When you come into college a year older, you can relate more to the sophomores and the juniors because you’re older, and you know they’re not as terrifyingly experienced as some freshmen think. You might also find you have more of a clue about what you want to get out of college—a year out of school forces you to take a step back and think about how you might want to lay out your next few moves.

When you roll straight into college after grade 12, you take for granted a lot that college has to offer—you’ll probably have access to dark rooms, art rooms, computers, camera equipment, radio stations, editing rooms, which are literally priceless, if you're a creative type. Coming into college with the perspective of someone who ate most of their meals out of a single, plastic Cap'n Crunch-brand cereal bowl for the entire previous year, you're more likely to look at ways to take advantage of the ginormous sum of money you're spending on college.

You're also more likely to be financially prepared for college life—unless your parents have a tidy sum stashed away for your college fees, the workload and stipulation at some colleges that students cannot have a job mean that you will fare better on the far side of graduation if you're not drowning in debt. (Harry Potter was so lucky to get free tuition, yo.)

If Not College, What?

If you do take a gap year, you have to make something out of it. Maybe you’re interested in tai chi and can devote a whole 12 months of your life to martial arts. Maybe you want to go to England and become a marmalade expert. Maybe you want to get a job, live at home, and save a ton of money to lessen your loan burden (ugh, not sexy).

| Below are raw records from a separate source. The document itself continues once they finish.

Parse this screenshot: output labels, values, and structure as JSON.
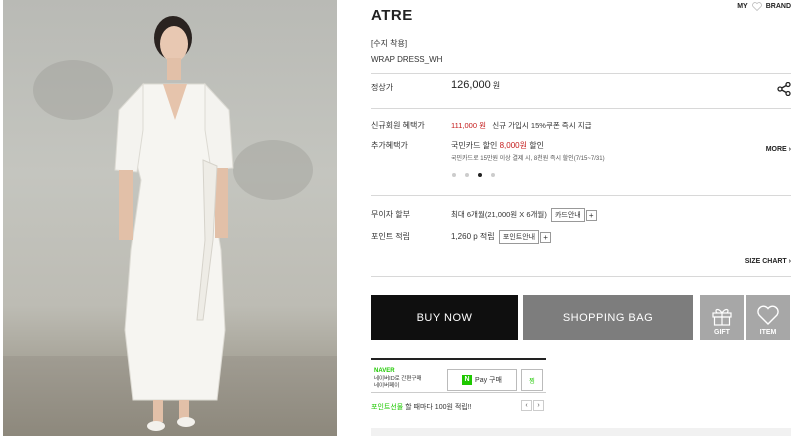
{
  "header": {
    "brand": "ATRE",
    "my_brand_left": "MY",
    "my_brand_right": "BRAND"
  },
  "product": {
    "sub_name": "[수지 착용]",
    "name": "WRAP DRESS_WH",
    "price_label": "정상가",
    "price": "126,000",
    "currency": "원"
  },
  "benefits": {
    "new_member_label": "신규회원 혜택가",
    "new_member_price": "111,000 원",
    "new_member_note": "신규 가입시 15%쿠폰 즉시 지급",
    "extra_label": "추가혜택가",
    "card_line_prefix": "국민카드 할인 ",
    "card_discount": "8,000원",
    "card_line_suffix": " 할인",
    "card_detail": "국민카드로 15만원 이상 결제 시, 8천원 즉시 할인(7/15~7/31)",
    "more": "MORE",
    "slides": 4,
    "active_slide": 3
  },
  "installment": {
    "label": "무이자 할부",
    "value": "최대 6개월(21,000원 X 6개월)",
    "button": "카드안내",
    "plus": "+"
  },
  "points": {
    "label": "포인트 적립",
    "value": "1,260 p 적립",
    "button": "포인트안내",
    "plus": "+"
  },
  "size_chart": "SIZE CHART",
  "actions": {
    "buy_now": "BUY NOW",
    "shopping_bag": "SHOPPING BAG",
    "gift": "GIFT",
    "item": "ITEM"
  },
  "npay": {
    "naver": "NAVER",
    "desc_line1": "네이버ID로 간편구매",
    "desc_line2": "네이버페이",
    "pay_logo": "N",
    "pay_label": "Pay 구매",
    "wish": "찜",
    "note_green": "포인트선물",
    "note_rest": " 할 때마다 100원 적립!!",
    "prev": "‹",
    "next": "›"
  },
  "colors": {
    "accent_red": "#c41b1b",
    "naver_green": "#1ec800",
    "buy_now_bg": "#0f0f0f",
    "bag_bg": "#7d7d7d",
    "square_btn_bg": "#a7a7a7"
  }
}
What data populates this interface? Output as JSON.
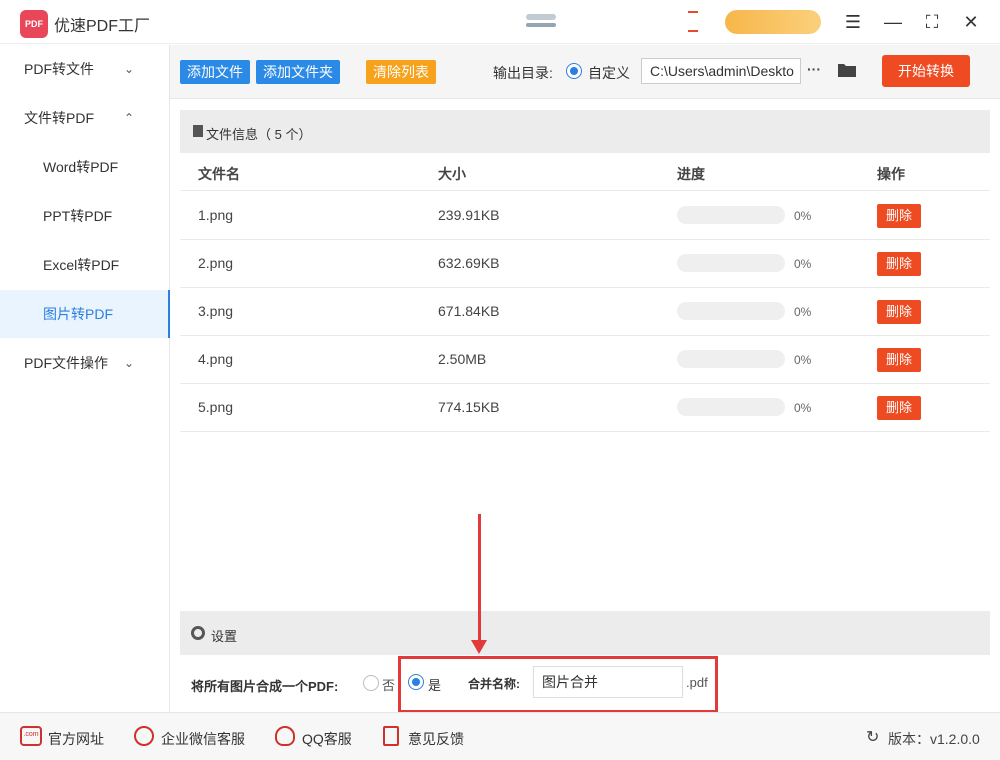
{
  "app": {
    "logo_text": "PDF",
    "title": "优速PDF工厂"
  },
  "window": {
    "menu_icon": "☰",
    "minimize_icon": "—",
    "maximize_icon": "⛶",
    "close_icon": "✕"
  },
  "sidebar": {
    "items": [
      {
        "label": "PDF转文件",
        "chevron": "⌄"
      },
      {
        "label": "文件转PDF",
        "chevron": "⌃"
      },
      {
        "label": "Word转PDF"
      },
      {
        "label": "PPT转PDF"
      },
      {
        "label": "Excel转PDF"
      },
      {
        "label": "图片转PDF"
      },
      {
        "label": "PDF文件操作",
        "chevron": "⌄"
      }
    ]
  },
  "toolbar": {
    "add_file": "添加文件",
    "add_folder": "添加文件夹",
    "clear_list": "清除列表",
    "output_label": "输出目录:",
    "custom_option": "自定义",
    "output_path": "C:\\Users\\admin\\Deskto",
    "more_icon": "···",
    "start": "开始转换"
  },
  "file_panel": {
    "header": "文件信息（ 5 个）",
    "columns": [
      "文件名",
      "大小",
      "进度",
      "操作"
    ],
    "rows": [
      {
        "name": "1.png",
        "size": "239.91KB",
        "progress": "0%",
        "action": "删除"
      },
      {
        "name": "2.png",
        "size": "632.69KB",
        "progress": "0%",
        "action": "删除"
      },
      {
        "name": "3.png",
        "size": "671.84KB",
        "progress": "0%",
        "action": "删除"
      },
      {
        "name": "4.png",
        "size": "2.50MB",
        "progress": "0%",
        "action": "删除"
      },
      {
        "name": "5.png",
        "size": "774.15KB",
        "progress": "0%",
        "action": "删除"
      }
    ]
  },
  "settings": {
    "header": "设置",
    "merge_label": "将所有图片合成一个PDF:",
    "option_no": "否",
    "option_yes": "是",
    "merge_name_label": "合并名称:",
    "merge_name_value": "图片合并",
    "merge_suffix": ".pdf"
  },
  "footer": {
    "website": "官方网址",
    "website_icon_text": ".com",
    "wechat": "企业微信客服",
    "qq": "QQ客服",
    "feedback": "意见反馈",
    "version": "版本：v1.2.0.0",
    "refresh_icon": "↻"
  },
  "colors": {
    "accent": "#2a8ae6",
    "primary_action": "#ef4b23",
    "warning": "#f7a21c",
    "highlight": "#e23a3a"
  }
}
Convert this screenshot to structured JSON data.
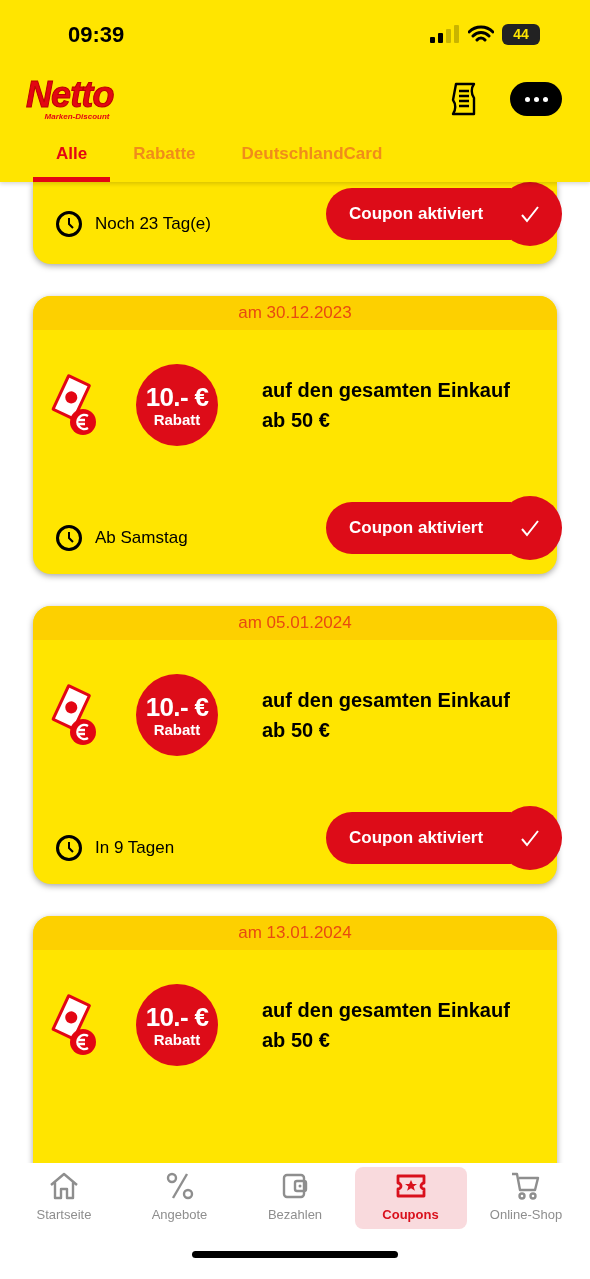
{
  "status_bar": {
    "time": "09:39",
    "battery": "44"
  },
  "header": {
    "logo": "Netto",
    "logo_sub": "Marken-Discount"
  },
  "tabs": [
    {
      "label": "Alle",
      "selected": true
    },
    {
      "label": "Rabatte",
      "selected": false
    },
    {
      "label": "DeutschlandCard",
      "selected": false
    }
  ],
  "coupons": [
    {
      "kind": "footer_only",
      "timer": "Noch 23 Tag(e)",
      "button": "Coupon aktiviert",
      "activated": true
    },
    {
      "kind": "full",
      "date": "am 30.12.2023",
      "amount": "10.- €",
      "amount_label": "Rabatt",
      "title": "auf den gesamten Einkauf ab 50 €",
      "timer": "Ab Samstag",
      "button": "Coupon aktiviert",
      "activated": true
    },
    {
      "kind": "full",
      "date": "am 05.01.2024",
      "amount": "10.- €",
      "amount_label": "Rabatt",
      "title": "auf den gesamten Einkauf ab 50 €",
      "timer": "In 9 Tagen",
      "button": "Coupon aktiviert",
      "activated": true
    },
    {
      "kind": "top_only",
      "date": "am 13.01.2024",
      "amount": "10.- €",
      "amount_label": "Rabatt",
      "title": "auf den gesamten Einkauf ab 50 €"
    }
  ],
  "nav": [
    {
      "kind": "home",
      "label": "Startseite",
      "selected": false
    },
    {
      "kind": "percent",
      "label": "Angebote",
      "selected": false
    },
    {
      "kind": "wallet",
      "label": "Bezahlen",
      "selected": false
    },
    {
      "kind": "ticket",
      "label": "Coupons",
      "selected": true
    },
    {
      "kind": "cart",
      "label": "Online-Shop",
      "selected": false
    }
  ]
}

Maybe you see a year off as an opportunity to volunteer abroad, or travel—and I don't think travel has to be "overseas"/a visit to the bright sands of Ibiza to be worthwhile. Maybe you should become a river rafting instructor, meet new people from other parts of the country, and learn how to live in the outdoors. Maybe you're destined to become the best bass guitarist this side of the Mississippi by practicing 12 hours a day, and not hanging out with any of your friends, because screw them they left you to go to college anyway!

There’s no wrong answer. Sometimes when you finish high school, college just seems like the next step. For most people it is. But it’s just a step, it’s not the step. There are no rules on how to get older, which is the most horrifying fact there is, but is also the biggest relief in the world.

Did you take a gap year, or have you considered it? 

Topics: Life, Advice
Tags: jobs, college, volunteering, gap year, university, time off, life paths, brokeydoke, 'murica, i'm busy becoming the person i know i am

Write your own comment!


About the Author
Tom Lisi

Tom is a writer and comedian from Long Island, NY, Duh! You didn't know that?! You can follow him on Twitter @tommylisi, nuh-duh!!!

Wanna contact a writer or editor? Email contribute@sparknotes.com.